“A really big part of [the issues] for me was the American with Disabilities Act compliance,” Doerr said.
Students were welcomed back from winter break with the elevator broken and left unfixed for a week and a half. Since then, the elevator problems have continued, but management has been quicker to request repairs.
Doerr said before the latest elevator problems, there have been many times the elevator hasn’t worked and for prolonged periods of time. She said bringing her books and groceries up the four stories to her room on the top floor is far from ideal when factoring in her scoliosis. She also said the emergency number for the apartment complex doesn’t work, forcing them to call 9-1-1 when a girl who had a seizure was stuck in the elevator.
Taylor also has had respiratory issues, including a blood clot in her lung, and the seemingly-always-broken elevators place a lot of strain on her as she walks up multiple flights of stairs many times a day, she said.
Doerr and Taylor said there were no other options for housing when they were able to apply. Doerr said Vintage at Tabernacle was her last chance to live close to campus because she had no family in Utah. After signing her lease in July, Taylor said the countdown vanished from the website just before what she thought was move-in day.
“My mom was kind of skeptical, and when we got down here [the apartments] were nowhere near finished,” Taylor said.
The apartment building has built up a plethora of negative reviews on Google Reviews, Facebook and Instagram, but Doerr and Taylor said the company leasing the building is bribing tenants to replace those reviews with positive comments.
“They sent out an email saying that if you leave a good review on Instagram or Facebook, they will enter you in a drawing for free parking for the rest of the year,” Taylor said.
Vintage at Tabernacle currently has a 3.3-star rating. Of the 15 five-star reviews, eight were posted before the apartments were open to tenants. Another off-campus housing option for students is Campus Villas, located just across the street. Campus Villas also has a 3.3-star rating with three reviews, while another option, Raintree Apartments, have a five-star rating and one review.
Many of the negative reviews touch on the lack of communication among the company, management and the tenants, and one review details how tenants weren’t told the community manager changed her phone number while students were still in hotels.
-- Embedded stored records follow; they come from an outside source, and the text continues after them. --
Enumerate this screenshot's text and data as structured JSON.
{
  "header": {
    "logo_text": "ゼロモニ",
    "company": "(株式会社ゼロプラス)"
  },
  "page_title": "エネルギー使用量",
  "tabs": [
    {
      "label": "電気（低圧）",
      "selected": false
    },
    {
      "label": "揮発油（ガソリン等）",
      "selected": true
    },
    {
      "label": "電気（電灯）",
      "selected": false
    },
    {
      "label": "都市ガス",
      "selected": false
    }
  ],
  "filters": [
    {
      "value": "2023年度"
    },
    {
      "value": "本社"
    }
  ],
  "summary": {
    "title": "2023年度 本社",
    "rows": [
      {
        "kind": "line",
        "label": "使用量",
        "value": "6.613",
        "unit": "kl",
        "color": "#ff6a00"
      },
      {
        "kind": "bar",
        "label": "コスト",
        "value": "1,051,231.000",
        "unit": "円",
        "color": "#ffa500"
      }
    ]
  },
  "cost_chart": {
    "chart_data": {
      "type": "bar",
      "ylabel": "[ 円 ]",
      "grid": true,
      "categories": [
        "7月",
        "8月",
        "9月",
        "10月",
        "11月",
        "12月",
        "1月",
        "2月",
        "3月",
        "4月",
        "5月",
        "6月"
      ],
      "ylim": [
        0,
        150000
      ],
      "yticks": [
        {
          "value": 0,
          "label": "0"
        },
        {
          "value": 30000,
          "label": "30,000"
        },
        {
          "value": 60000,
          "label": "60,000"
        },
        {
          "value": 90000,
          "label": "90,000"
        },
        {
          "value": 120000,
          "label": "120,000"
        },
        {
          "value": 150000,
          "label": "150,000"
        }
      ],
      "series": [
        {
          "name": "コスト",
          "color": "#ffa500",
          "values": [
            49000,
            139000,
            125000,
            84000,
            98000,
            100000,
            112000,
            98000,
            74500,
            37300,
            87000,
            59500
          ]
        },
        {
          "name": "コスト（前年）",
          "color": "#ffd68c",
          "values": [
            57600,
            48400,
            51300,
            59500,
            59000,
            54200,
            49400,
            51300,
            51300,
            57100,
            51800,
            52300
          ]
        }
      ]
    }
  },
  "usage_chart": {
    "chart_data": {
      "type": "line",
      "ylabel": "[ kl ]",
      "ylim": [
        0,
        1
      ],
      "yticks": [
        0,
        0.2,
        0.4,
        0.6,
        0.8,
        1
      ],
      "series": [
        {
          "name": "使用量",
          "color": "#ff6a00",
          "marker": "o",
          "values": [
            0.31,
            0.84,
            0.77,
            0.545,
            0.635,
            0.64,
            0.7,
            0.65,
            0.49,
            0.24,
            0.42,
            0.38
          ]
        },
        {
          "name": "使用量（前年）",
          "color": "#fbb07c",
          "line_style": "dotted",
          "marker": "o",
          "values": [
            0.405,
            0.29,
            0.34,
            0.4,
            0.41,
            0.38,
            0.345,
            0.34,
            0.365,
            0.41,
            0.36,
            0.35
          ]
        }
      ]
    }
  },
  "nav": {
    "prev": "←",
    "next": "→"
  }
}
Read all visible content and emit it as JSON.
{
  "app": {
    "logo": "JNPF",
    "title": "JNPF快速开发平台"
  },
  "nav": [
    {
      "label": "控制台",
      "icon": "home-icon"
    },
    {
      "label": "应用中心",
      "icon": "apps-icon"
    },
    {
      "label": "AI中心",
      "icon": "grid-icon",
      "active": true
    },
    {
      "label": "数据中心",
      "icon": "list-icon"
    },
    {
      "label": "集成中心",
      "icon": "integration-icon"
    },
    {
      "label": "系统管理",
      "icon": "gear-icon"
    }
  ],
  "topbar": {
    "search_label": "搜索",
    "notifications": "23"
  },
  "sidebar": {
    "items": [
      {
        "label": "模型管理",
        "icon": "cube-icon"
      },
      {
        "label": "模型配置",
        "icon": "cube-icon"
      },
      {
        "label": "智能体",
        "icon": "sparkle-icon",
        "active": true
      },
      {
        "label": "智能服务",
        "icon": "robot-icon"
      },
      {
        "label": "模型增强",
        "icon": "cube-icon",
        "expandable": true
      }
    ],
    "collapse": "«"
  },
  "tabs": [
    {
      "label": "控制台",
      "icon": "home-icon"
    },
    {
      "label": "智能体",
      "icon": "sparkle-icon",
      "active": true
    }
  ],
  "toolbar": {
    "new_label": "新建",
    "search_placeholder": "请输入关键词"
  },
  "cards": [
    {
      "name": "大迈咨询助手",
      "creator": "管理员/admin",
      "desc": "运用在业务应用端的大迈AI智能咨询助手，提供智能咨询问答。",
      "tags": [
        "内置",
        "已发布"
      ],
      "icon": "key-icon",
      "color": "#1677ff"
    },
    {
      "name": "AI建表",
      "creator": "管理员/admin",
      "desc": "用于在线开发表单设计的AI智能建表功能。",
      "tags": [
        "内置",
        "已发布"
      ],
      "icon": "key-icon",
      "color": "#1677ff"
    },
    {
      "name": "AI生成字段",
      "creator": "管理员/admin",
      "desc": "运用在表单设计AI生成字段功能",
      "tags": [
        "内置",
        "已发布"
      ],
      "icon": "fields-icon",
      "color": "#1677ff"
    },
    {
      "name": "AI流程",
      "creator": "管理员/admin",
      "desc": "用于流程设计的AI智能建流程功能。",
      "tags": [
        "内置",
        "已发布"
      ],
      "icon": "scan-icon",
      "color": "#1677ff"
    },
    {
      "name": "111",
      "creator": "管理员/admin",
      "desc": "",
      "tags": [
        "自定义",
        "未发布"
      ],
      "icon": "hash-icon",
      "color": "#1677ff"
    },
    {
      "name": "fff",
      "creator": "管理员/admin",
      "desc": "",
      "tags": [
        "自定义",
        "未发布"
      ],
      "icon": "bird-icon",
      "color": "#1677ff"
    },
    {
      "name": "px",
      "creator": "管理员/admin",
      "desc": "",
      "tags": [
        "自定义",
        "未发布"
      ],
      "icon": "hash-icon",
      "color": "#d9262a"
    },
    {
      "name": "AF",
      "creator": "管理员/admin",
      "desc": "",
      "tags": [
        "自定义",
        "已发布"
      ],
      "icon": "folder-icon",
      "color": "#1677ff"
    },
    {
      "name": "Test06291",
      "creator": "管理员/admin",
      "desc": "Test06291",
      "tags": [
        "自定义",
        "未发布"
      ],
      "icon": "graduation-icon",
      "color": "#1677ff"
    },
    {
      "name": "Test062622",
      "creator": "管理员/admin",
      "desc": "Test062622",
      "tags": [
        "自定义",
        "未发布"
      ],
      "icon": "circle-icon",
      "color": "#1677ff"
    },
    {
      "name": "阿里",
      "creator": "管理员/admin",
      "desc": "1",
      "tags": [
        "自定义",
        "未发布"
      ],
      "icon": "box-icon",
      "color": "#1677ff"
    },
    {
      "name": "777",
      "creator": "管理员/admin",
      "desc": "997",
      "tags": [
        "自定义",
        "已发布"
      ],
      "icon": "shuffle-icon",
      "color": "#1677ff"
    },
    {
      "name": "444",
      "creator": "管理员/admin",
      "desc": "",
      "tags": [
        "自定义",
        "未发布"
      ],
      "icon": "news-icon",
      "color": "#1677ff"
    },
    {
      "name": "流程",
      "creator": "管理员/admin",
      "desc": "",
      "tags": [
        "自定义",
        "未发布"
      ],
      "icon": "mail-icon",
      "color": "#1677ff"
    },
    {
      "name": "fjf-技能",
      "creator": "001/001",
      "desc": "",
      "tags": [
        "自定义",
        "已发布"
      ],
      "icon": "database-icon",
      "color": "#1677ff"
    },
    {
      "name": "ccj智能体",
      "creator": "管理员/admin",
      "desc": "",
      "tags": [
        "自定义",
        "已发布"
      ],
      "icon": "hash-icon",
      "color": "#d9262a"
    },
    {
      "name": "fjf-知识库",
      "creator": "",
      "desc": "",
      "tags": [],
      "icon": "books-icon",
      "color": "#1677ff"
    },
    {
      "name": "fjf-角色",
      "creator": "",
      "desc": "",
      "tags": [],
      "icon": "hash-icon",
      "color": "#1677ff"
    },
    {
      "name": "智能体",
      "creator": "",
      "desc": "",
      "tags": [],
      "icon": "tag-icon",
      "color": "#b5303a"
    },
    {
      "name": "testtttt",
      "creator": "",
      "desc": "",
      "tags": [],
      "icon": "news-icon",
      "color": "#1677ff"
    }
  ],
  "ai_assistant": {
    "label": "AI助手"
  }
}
“If you’re going to run a business, communicate with the people you’re working with,” Doerr said.
Despite all of the setbacks, the women understand the delayed construction can’t all be blamed on the leasing company, but the company could have done a better job altogether, they said.
“All of this has just been super unnecessary,” Taylor said. “This all could have been solved by having a better production date for when the move-in [day] was really going to be, and having a more stable set up for the kids who weren’t going to be able to move in on time.”
Despite apprehension regarding coming forward for fear of eviction, Doerr said she hopes her story will inspire others to look more closely at prospective housing, especially when it could seem too good to be true.
“I feel like no one really knows what’s going on inside this student housing, and because we’re students and because we’re young I feel like we don’t get our voices heard as often as we should,” Taylor said. “And I think [Doerr] is right; I think people need to be educating themselves with all of the options.”
When presented with the complaints and asked about delays, Vintage at Tabernacle Community Manager Ashleigh Nesmith said they are always trying to give the best to their tenants, and, despite set backs, will continue to uphold promises made.
“We had a few setbacks, but we have always done our best to provide tenants with the best housing opportunity we can,” Nesmith said.